Making data clean for machine learning provides obvious value for an organization. What may not be as obvious is how much any clean data discussion relates to the topic of privacy protection. Many compliance measures, from GDPR to forthcoming legislation in the US, require identifying a data processor and controller. These are the teams responsible for identifying the impact of data usage within an organization, such as retention of data, declaring the purpose for data collection, and documentation of associated processes.
Thus, many aspects of this clean data checklist dovetails with privacy compliance requirements. If an analyst is deciding what is identifiable, it may help to determine what identifiable elements relate to Personal Identifiable Information (PII). The discussion on intended format can reveal how the data could potentially be combined to reveal someone’s identity in a data breach, making it clearer which data fields are critical for identity protection.
Furthermore, processors and controllers have data retention responsibilities. How long should clean data be held? What are the procedures for identifying the length of time data is held? The answer to these questions can dictate the type of analytics services you'll need. Furthermore, they can help verify how legacy data is being processed.
Related Article: Let 'Ethical By Design' Guide Your Use of Consumer Data
Clean Data Is a Start

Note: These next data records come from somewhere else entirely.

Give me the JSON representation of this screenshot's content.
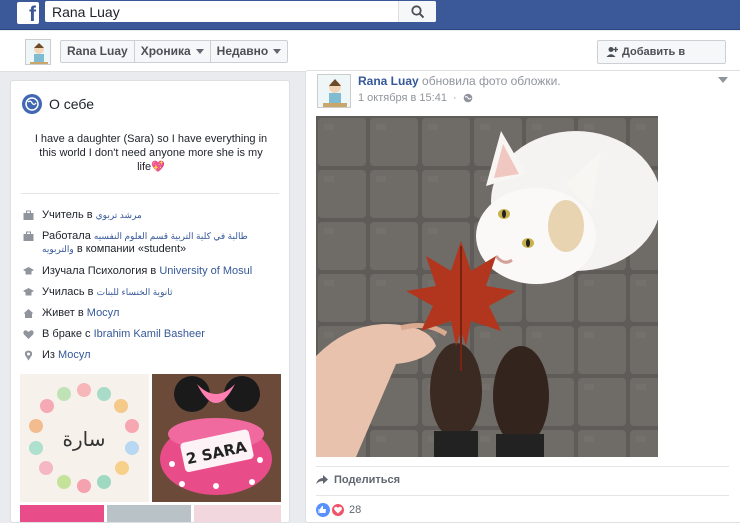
{
  "header": {
    "search_value": "Rana Luay"
  },
  "profile_nav": {
    "name": "Rana Luay",
    "timeline": "Хроника",
    "recent": "Недавно",
    "add_friend": "Добавить в друзья"
  },
  "intro": {
    "title": "О себе",
    "bio": "I have a daughter (Sara) so I have everything in this world I don't need anyone more she is my life",
    "bio_emoji": "💖",
    "items": [
      {
        "icon": "briefcase-icon",
        "prefix": "Учитель в ",
        "link": "مرشد تربوي",
        "suffix": ""
      },
      {
        "icon": "briefcase-icon",
        "prefix": "Работала ",
        "link": "طالبة في كلية التربية قسم العلوم النفسيه والتربويه",
        "suffix": " в компании «student»"
      },
      {
        "icon": "graduation-cap-icon",
        "prefix": "Изучала Психология в ",
        "link": "University of Mosul",
        "suffix": ""
      },
      {
        "icon": "graduation-cap-icon",
        "prefix": "Училась в ",
        "link": "ثانوية الخنساء للبنات",
        "suffix": ""
      },
      {
        "icon": "home-icon",
        "prefix": "Живет в ",
        "link": "Мосул",
        "suffix": ""
      },
      {
        "icon": "heart-icon",
        "prefix": "В браке с ",
        "link": "Ibrahim Kamil Basheer",
        "suffix": ""
      },
      {
        "icon": "location-pin-icon",
        "prefix": "Из ",
        "link": "Мосул",
        "suffix": ""
      }
    ],
    "photo_texts": [
      "سارة",
      "2 SARA"
    ]
  },
  "post": {
    "author": "Rana Luay",
    "action": "обновила фото обложки.",
    "date": "1 октября в 15:41",
    "share": "Поделиться",
    "reaction_count": "28"
  },
  "colors": {
    "brand": "#3b5998",
    "link": "#365899",
    "background": "#e9ebee"
  }
}
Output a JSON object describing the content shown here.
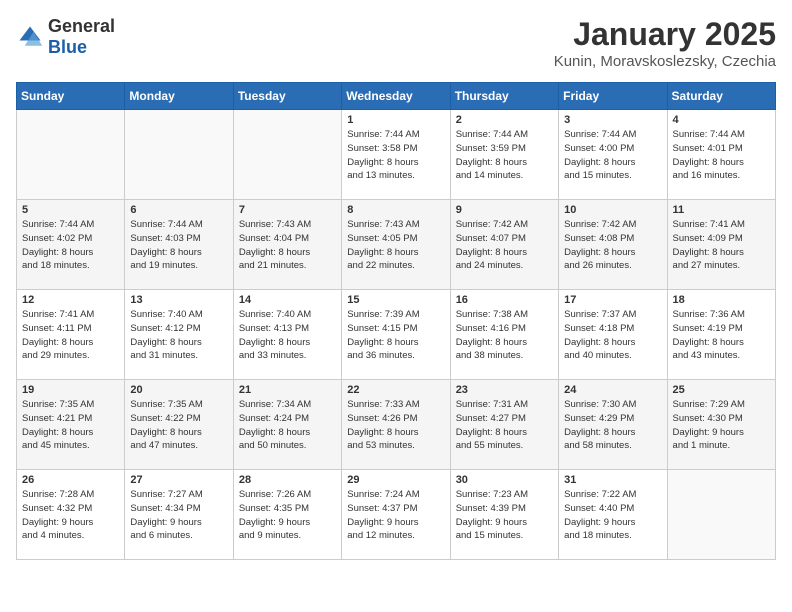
{
  "logo": {
    "general": "General",
    "blue": "Blue"
  },
  "title": "January 2025",
  "location": "Kunin, Moravskoslezsky, Czechia",
  "headers": [
    "Sunday",
    "Monday",
    "Tuesday",
    "Wednesday",
    "Thursday",
    "Friday",
    "Saturday"
  ],
  "weeks": [
    [
      {
        "day": "",
        "info": ""
      },
      {
        "day": "",
        "info": ""
      },
      {
        "day": "",
        "info": ""
      },
      {
        "day": "1",
        "info": "Sunrise: 7:44 AM\nSunset: 3:58 PM\nDaylight: 8 hours\nand 13 minutes."
      },
      {
        "day": "2",
        "info": "Sunrise: 7:44 AM\nSunset: 3:59 PM\nDaylight: 8 hours\nand 14 minutes."
      },
      {
        "day": "3",
        "info": "Sunrise: 7:44 AM\nSunset: 4:00 PM\nDaylight: 8 hours\nand 15 minutes."
      },
      {
        "day": "4",
        "info": "Sunrise: 7:44 AM\nSunset: 4:01 PM\nDaylight: 8 hours\nand 16 minutes."
      }
    ],
    [
      {
        "day": "5",
        "info": "Sunrise: 7:44 AM\nSunset: 4:02 PM\nDaylight: 8 hours\nand 18 minutes."
      },
      {
        "day": "6",
        "info": "Sunrise: 7:44 AM\nSunset: 4:03 PM\nDaylight: 8 hours\nand 19 minutes."
      },
      {
        "day": "7",
        "info": "Sunrise: 7:43 AM\nSunset: 4:04 PM\nDaylight: 8 hours\nand 21 minutes."
      },
      {
        "day": "8",
        "info": "Sunrise: 7:43 AM\nSunset: 4:05 PM\nDaylight: 8 hours\nand 22 minutes."
      },
      {
        "day": "9",
        "info": "Sunrise: 7:42 AM\nSunset: 4:07 PM\nDaylight: 8 hours\nand 24 minutes."
      },
      {
        "day": "10",
        "info": "Sunrise: 7:42 AM\nSunset: 4:08 PM\nDaylight: 8 hours\nand 26 minutes."
      },
      {
        "day": "11",
        "info": "Sunrise: 7:41 AM\nSunset: 4:09 PM\nDaylight: 8 hours\nand 27 minutes."
      }
    ],
    [
      {
        "day": "12",
        "info": "Sunrise: 7:41 AM\nSunset: 4:11 PM\nDaylight: 8 hours\nand 29 minutes."
      },
      {
        "day": "13",
        "info": "Sunrise: 7:40 AM\nSunset: 4:12 PM\nDaylight: 8 hours\nand 31 minutes."
      },
      {
        "day": "14",
        "info": "Sunrise: 7:40 AM\nSunset: 4:13 PM\nDaylight: 8 hours\nand 33 minutes."
      },
      {
        "day": "15",
        "info": "Sunrise: 7:39 AM\nSunset: 4:15 PM\nDaylight: 8 hours\nand 36 minutes."
      },
      {
        "day": "16",
        "info": "Sunrise: 7:38 AM\nSunset: 4:16 PM\nDaylight: 8 hours\nand 38 minutes."
      },
      {
        "day": "17",
        "info": "Sunrise: 7:37 AM\nSunset: 4:18 PM\nDaylight: 8 hours\nand 40 minutes."
      },
      {
        "day": "18",
        "info": "Sunrise: 7:36 AM\nSunset: 4:19 PM\nDaylight: 8 hours\nand 43 minutes."
      }
    ],
    [
      {
        "day": "19",
        "info": "Sunrise: 7:35 AM\nSunset: 4:21 PM\nDaylight: 8 hours\nand 45 minutes."
      },
      {
        "day": "20",
        "info": "Sunrise: 7:35 AM\nSunset: 4:22 PM\nDaylight: 8 hours\nand 47 minutes."
      },
      {
        "day": "21",
        "info": "Sunrise: 7:34 AM\nSunset: 4:24 PM\nDaylight: 8 hours\nand 50 minutes."
      },
      {
        "day": "22",
        "info": "Sunrise: 7:33 AM\nSunset: 4:26 PM\nDaylight: 8 hours\nand 53 minutes."
      },
      {
        "day": "23",
        "info": "Sunrise: 7:31 AM\nSunset: 4:27 PM\nDaylight: 8 hours\nand 55 minutes."
      },
      {
        "day": "24",
        "info": "Sunrise: 7:30 AM\nSunset: 4:29 PM\nDaylight: 8 hours\nand 58 minutes."
      },
      {
        "day": "25",
        "info": "Sunrise: 7:29 AM\nSunset: 4:30 PM\nDaylight: 9 hours\nand 1 minute."
      }
    ],
    [
      {
        "day": "26",
        "info": "Sunrise: 7:28 AM\nSunset: 4:32 PM\nDaylight: 9 hours\nand 4 minutes."
      },
      {
        "day": "27",
        "info": "Sunrise: 7:27 AM\nSunset: 4:34 PM\nDaylight: 9 hours\nand 6 minutes."
      },
      {
        "day": "28",
        "info": "Sunrise: 7:26 AM\nSunset: 4:35 PM\nDaylight: 9 hours\nand 9 minutes."
      },
      {
        "day": "29",
        "info": "Sunrise: 7:24 AM\nSunset: 4:37 PM\nDaylight: 9 hours\nand 12 minutes."
      },
      {
        "day": "30",
        "info": "Sunrise: 7:23 AM\nSunset: 4:39 PM\nDaylight: 9 hours\nand 15 minutes."
      },
      {
        "day": "31",
        "info": "Sunrise: 7:22 AM\nSunset: 4:40 PM\nDaylight: 9 hours\nand 18 minutes."
      },
      {
        "day": "",
        "info": ""
      }
    ]
  ]
}
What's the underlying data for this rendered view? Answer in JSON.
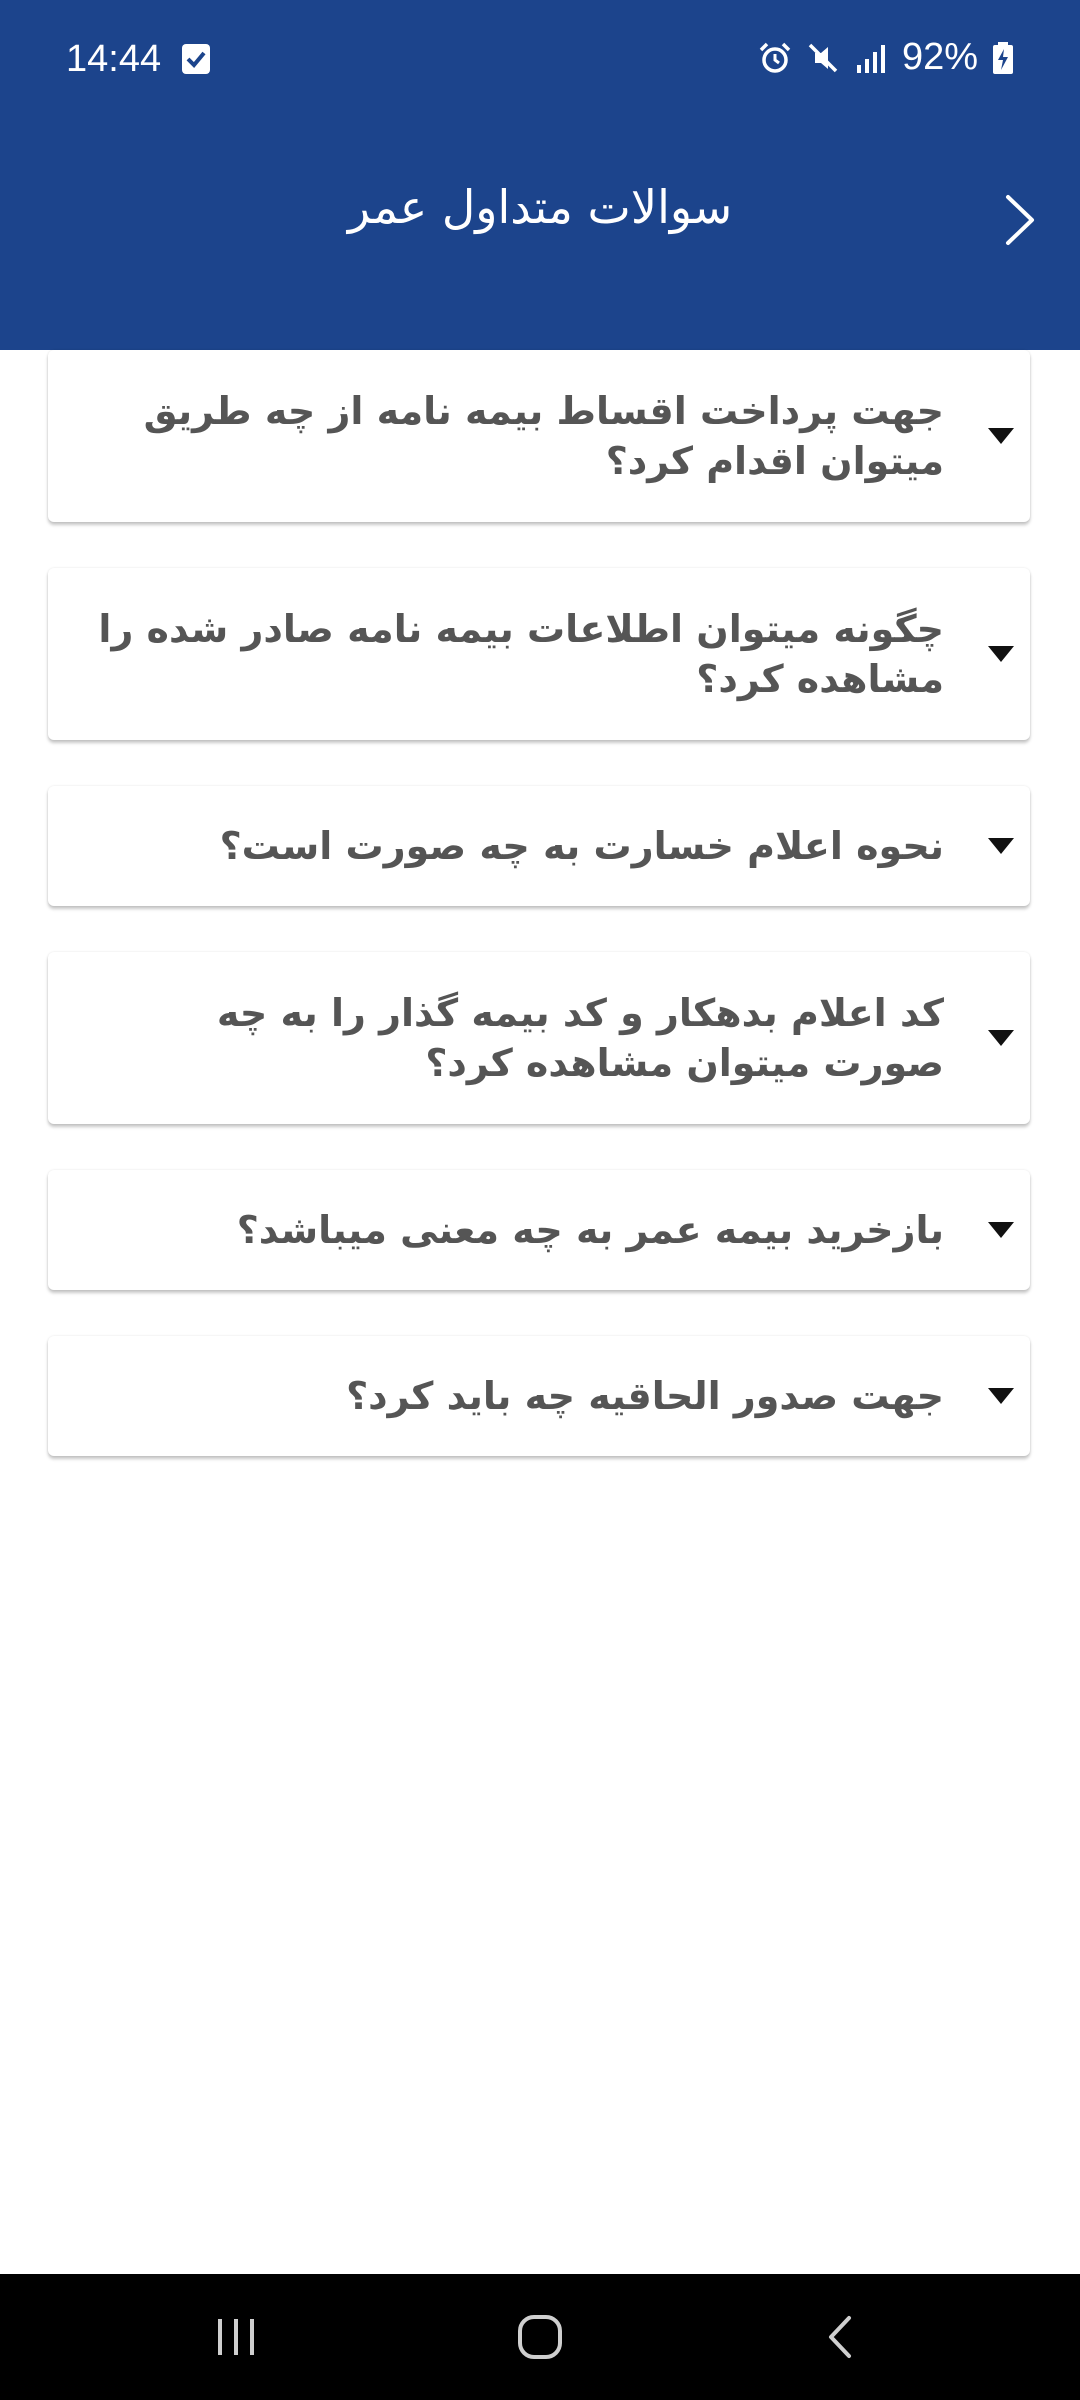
{
  "status": {
    "time": "14:44",
    "battery": "92%"
  },
  "header": {
    "title": "سوالات متداول عمر"
  },
  "faq": [
    {
      "question": "جهت پرداخت اقساط بیمه نامه از چه طریق میتوان اقدام کرد؟"
    },
    {
      "question": "چگونه میتوان اطلاعات بیمه نامه صادر شده را مشاهده کرد؟"
    },
    {
      "question": "نحوه اعلام خسارت به چه صورت است؟"
    },
    {
      "question": "کد اعلام بدهکار و کد بیمه گذار را به چه صورت میتوان مشاهده کرد؟"
    },
    {
      "question": "بازخرید بیمه عمر به چه معنی میباشد؟"
    },
    {
      "question": "جهت صدور الحاقیه چه باید کرد؟"
    }
  ],
  "colors": {
    "appbar": "#1c448c",
    "question_text": "#555555"
  }
}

Clean data won’t solve every problem — and for many professionals its associated tasks will feel like chores no matter what. But with the right mindset, this task can highlight how to best manage privacy and accurate model analysis, two duties that are becoming essential to any successful organization.